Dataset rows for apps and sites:

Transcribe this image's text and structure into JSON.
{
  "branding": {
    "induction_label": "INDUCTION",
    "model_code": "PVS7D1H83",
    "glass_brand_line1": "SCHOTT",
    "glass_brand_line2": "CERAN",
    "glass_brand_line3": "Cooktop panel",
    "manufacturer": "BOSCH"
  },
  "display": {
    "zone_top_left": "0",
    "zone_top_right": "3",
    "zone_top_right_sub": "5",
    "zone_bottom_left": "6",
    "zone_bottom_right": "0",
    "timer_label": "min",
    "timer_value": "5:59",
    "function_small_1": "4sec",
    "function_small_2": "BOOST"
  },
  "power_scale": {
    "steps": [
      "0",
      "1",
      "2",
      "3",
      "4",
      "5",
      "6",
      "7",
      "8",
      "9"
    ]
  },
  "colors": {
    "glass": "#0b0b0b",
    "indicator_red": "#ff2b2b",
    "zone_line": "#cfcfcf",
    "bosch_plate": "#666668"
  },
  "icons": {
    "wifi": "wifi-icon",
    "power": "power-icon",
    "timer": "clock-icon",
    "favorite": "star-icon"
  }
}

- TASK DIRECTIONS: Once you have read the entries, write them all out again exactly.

- RESULT:
Transcribe this image's text and structure into JSON.
{
  "branding": {
    "induction_label": "INDUCTION",
    "model_code": "PVS7D1H83",
    "glass_brand_line1": "SCHOTT",
    "glass_brand_line2": "CERAN",
    "glass_brand_line3": "Cooktop panel",
    "manufacturer": "BOSCH"
  },
  "display": {
    "zone_top_left": "0",
    "zone_top_right": "3",
    "zone_top_right_sub": "5",
    "zone_bottom_left": "6",
    "zone_bottom_right": "0",
    "timer_label": "min",
    "timer_value": "5:59",
    "function_small_1": "4sec",
    "function_small_2": "BOOST"
  },
  "power_scale": {
    "steps": [
      "0",
      "1",
      "2",
      "3",
      "4",
      "5",
      "6",
      "7",
      "8",
      "9"
    ]
  },
  "colors": {
    "glass": "#0b0b0b",
    "indicator_red": "#ff2b2b",
    "zone_line": "#cfcfcf",
    "bosch_plate": "#666668"
  },
  "icons": {
    "wifi": "wifi-icon",
    "power": "power-icon",
    "timer": "clock-icon",
    "favorite": "star-icon"
  }
}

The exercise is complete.